An individual with cancer should be assessed by a specialist to determine which treatment is best suited for them.


  • Excisional surgery
    This procedure is appropriate for any type of skin cancer. The cancerous tissue and surrounding margin of healthy skin will be cut out (excised). A wide excision – removing extra normal skin around the tumour – may be recommended in some cases. Nearby lymph nodes may be removed and biopsied to stage or treat localised spread of the tumour.
  • Mohs micrographic surgery
    This procedure is used to remove larger, recurring or difficult-to-treat skin cancers, which may include non-melanoma skin cancers such as basal and squamous cell carcinomas. It is often used in areas where it is necessary to conserve as much skin as possible, such as on the nose.

    During the surgical procedure, the skin growth is removed layer by layer, the doctor will examine each layer under the microscope, and surgery continues until no abnormal cells remain. This procedure allows cancerous cells to be removed without taking an excessive amount of surrounding healthy tissue.

If the skin defect after surgery is large, our surgical oncologists will work with a plastic surgeon to provide reconstructive services to restore a natural appearance. The multidisciplinary team will ensure good oncology treatment and aesthetic reconstruction for best outcomes.

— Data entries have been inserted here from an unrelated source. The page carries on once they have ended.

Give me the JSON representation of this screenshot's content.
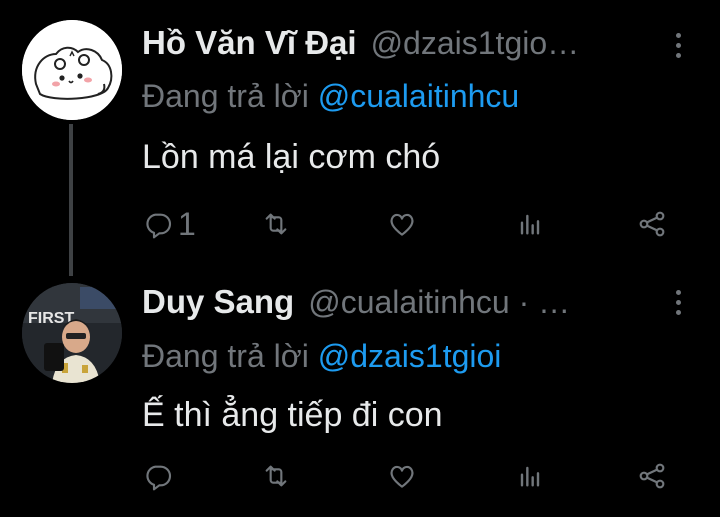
{
  "tweets": [
    {
      "name": "Hồ Văn Vĩ Đại",
      "handle": "@dzais1tgio…",
      "reply_prefix": "Đang trả lời ",
      "reply_to": "@cualaitinhcu",
      "text": "Lồn má lại cơm chó",
      "reply_count": "1"
    },
    {
      "name": "Duy Sang",
      "handle": "@cualaitinhcu · …",
      "reply_prefix": "Đang trả lời ",
      "reply_to": "@dzais1tgioi",
      "text": "Ế thì ẳng tiếp đi con",
      "reply_count": ""
    }
  ],
  "colors": {
    "background": "#000000",
    "text": "#e7e9ea",
    "muted": "#71767b",
    "link": "#1d9bf0"
  }
}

Freezing (cryotherapy)

Cryotherapy refers to the use of liquid nitrogen to freeze and destroy pre-cancerous skin lesions (actinic keratosis) and some small early skin cancers. Freezing causes the cancerous tissue to die and form a scab that will naturally fall off in time.

Curettage and electrodessication

This is a simple and quick procedure used to treat basal cell cancers or thin squamous cell cancers. After removing most of the skin growth, the doctor scrapes away layers of cancer cells using a device with a circular blade (curet). An electric needle is then used to destroy any remaining cancer cells.

When necessary, this procedure may be used in combination with cryotherapy (see above).

Radiotherapy/ Radiation therapy

Radiotherapy also known as radiation therapy uses powerful energy beams to kill cancer cells. It may be used when the cancer cannot be completely removed during surgery.


For cancers limited to the top layer of skin, creams or lotions containing anti-cancer agents may be applied directly to the skin. Systemic chemotherapy (injected into a vein or taken orally) can be used to treat skin cancers that have spread to other parts of the body.

In patients with advanced skin cancer, chemotherapy may be used alone or with surgery, immunotherapy and radiotherapy.

Photodynamic therapy

Photodynamic therapy destroys skin cancer cells with a combination of laser light and drugs that makes cancer cells sensitive to light.

The information provided is not intended as medical advice. Terms of use. Information provided by SingHealth